Pro se Plaintiff Chikezie Ottah (“Plaintiff”) sued fifteen automobile companies for patent infringement alleging that defendants’ car mounted cameras infringe U.S. Patent No. 7,152,840 (“the ’840 patent”) entitled “Book Holder.”  Five of the defendants moved to dismiss Plaintiff’s Second Amended Complaint for failure to state a claim and another five defendants moved for summary judgment of non-infringement.  On February 1, 2017, Judge Laura Taylor Swain (S.D.N.Y.) granted both motions. 
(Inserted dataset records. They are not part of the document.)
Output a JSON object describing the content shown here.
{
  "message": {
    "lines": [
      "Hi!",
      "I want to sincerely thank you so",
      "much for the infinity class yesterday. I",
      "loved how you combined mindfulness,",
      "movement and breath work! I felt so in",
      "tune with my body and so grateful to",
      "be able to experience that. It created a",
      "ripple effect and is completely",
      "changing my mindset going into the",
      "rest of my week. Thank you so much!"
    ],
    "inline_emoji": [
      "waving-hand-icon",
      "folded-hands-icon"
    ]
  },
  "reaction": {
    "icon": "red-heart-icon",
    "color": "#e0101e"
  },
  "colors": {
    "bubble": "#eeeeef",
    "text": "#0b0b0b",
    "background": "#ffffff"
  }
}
The ’840 patent has only one claim, which is directed to “[a] book holder for removable attachment” comprising, among other things: a clasp, a book support platform, an arm extending from the clasp to the book support platform and multiple clamps.  In opposing the two motions, Plaintiff argued that a camera can be the equivalent of a book and the screws and bolts holding a camera in place can be the equivalent of the claimed clasps.  Judge Swain disagreed.

In discussing the motion to dismiss, the Court observed that the meaning and scope of a claim literally directed to a “book holder” cannot be construed to cover any camera, let alone the defendants’ accused vehicle-mounted cameras.  Judge Swain found that plaintiff’s DOE arguments were “foreclosed by the language of the patent” and “legally implausible.”  Accordingly, Plaintiff’s pleadings amount to nothing more than “unsupported, conclusory assertions” and the motion to dismiss was granted for failure to state a claim.

The Court also found that the accused mounted cameras do not meet the “removable attachment” limitation of the ’840 patent because tools are required to remove the cameras.  According to Judge Swain, a screw used to hold the camera in place is not the equivalent of the claimed “clamp” because a camera is not “removable” when a screwdriver is needed in order to remove it. Further, Judge Swain gave the nonmoving defendants a bonus: a sua sponte dismissal “in the interests of justice.”

The case is Ottah v. BMW et al., No. 15 CV 02465-LTS, 2017 (S.D.N.Y. Feb. 01, 2017).